Data records:
____________________
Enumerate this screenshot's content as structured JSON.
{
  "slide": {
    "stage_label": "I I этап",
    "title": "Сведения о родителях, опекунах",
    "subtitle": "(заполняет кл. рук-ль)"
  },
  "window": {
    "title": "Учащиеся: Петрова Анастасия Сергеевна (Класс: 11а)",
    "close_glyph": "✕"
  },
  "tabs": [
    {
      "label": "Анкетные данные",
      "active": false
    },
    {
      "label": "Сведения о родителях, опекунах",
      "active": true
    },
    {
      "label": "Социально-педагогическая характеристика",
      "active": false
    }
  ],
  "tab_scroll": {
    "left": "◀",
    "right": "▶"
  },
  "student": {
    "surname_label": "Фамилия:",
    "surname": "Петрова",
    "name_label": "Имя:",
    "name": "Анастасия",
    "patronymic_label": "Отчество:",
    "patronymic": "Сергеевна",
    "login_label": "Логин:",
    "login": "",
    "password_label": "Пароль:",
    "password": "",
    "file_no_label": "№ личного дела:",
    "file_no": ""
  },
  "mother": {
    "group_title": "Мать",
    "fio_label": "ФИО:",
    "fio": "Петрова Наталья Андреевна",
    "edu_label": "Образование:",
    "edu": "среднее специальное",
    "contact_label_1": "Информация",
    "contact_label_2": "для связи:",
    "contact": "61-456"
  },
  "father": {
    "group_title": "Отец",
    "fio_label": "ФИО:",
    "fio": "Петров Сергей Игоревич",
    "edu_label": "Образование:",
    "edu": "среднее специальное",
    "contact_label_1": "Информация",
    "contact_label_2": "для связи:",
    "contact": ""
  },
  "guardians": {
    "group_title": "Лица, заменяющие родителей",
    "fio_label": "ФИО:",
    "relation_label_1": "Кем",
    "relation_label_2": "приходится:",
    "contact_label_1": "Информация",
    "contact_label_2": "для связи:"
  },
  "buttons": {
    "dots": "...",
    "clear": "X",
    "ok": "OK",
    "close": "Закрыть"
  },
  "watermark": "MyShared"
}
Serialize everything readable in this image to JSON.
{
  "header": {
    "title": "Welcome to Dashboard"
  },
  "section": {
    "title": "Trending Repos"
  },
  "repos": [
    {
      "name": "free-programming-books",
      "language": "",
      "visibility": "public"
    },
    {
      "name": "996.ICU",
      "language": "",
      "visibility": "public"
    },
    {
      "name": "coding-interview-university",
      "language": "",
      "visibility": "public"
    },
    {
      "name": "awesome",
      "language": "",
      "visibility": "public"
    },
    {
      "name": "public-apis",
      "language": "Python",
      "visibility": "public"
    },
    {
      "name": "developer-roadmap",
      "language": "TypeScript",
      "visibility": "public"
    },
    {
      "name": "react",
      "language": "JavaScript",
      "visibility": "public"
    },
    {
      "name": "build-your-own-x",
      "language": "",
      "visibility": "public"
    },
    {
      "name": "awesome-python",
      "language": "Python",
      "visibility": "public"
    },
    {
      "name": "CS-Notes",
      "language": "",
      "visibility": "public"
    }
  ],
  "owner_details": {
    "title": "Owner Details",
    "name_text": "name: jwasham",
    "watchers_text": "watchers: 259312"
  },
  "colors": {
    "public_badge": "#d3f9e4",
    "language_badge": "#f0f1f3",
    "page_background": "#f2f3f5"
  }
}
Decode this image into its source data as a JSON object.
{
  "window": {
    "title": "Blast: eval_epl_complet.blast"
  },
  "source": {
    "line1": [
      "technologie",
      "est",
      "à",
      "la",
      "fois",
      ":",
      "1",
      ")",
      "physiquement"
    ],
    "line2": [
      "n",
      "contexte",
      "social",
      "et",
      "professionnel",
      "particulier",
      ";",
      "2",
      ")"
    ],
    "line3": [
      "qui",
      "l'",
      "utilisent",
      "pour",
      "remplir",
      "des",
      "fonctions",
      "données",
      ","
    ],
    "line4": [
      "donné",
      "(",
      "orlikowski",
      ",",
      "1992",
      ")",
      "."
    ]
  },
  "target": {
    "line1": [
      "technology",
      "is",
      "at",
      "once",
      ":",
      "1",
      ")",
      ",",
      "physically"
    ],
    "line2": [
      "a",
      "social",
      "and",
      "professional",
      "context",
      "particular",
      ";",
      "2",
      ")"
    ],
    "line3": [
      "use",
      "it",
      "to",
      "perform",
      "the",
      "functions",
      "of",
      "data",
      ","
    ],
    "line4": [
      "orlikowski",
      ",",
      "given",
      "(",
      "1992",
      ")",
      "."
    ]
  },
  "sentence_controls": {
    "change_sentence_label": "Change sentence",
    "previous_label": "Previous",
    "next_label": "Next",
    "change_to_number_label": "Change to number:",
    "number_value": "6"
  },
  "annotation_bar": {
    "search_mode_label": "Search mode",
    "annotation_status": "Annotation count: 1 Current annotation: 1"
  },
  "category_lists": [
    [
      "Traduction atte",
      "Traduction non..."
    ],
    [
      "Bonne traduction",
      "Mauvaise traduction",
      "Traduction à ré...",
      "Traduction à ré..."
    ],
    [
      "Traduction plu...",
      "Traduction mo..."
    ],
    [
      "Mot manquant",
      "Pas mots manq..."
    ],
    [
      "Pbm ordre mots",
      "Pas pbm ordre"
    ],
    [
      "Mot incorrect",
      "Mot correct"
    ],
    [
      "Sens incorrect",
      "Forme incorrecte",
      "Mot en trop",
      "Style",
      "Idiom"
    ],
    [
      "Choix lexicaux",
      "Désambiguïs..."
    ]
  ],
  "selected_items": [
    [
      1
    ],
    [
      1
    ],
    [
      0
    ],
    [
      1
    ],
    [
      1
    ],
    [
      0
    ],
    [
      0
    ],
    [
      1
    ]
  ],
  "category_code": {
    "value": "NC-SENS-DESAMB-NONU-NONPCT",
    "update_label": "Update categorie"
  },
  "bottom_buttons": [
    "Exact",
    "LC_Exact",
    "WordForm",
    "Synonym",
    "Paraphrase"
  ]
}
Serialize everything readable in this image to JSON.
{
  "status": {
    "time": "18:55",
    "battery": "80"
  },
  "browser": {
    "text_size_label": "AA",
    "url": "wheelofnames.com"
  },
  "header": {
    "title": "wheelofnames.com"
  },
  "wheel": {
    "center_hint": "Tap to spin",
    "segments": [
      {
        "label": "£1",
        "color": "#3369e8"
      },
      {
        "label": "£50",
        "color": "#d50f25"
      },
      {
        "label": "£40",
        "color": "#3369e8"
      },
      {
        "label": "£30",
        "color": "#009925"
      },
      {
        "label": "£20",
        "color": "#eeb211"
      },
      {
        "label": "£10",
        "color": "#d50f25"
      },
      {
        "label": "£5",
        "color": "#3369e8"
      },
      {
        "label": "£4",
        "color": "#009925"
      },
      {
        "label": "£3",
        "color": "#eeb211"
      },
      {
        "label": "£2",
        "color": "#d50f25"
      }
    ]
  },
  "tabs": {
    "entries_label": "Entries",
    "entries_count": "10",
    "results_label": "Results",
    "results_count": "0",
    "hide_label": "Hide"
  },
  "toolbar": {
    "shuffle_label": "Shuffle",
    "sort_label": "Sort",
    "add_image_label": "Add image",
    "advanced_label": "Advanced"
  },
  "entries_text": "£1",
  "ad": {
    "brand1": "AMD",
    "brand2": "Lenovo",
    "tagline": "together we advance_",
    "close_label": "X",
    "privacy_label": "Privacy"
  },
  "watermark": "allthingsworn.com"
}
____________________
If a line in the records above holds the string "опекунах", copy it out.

    "title": "Сведения о родителях, опекунах",
      "label": "Сведения о родителях, опекунах",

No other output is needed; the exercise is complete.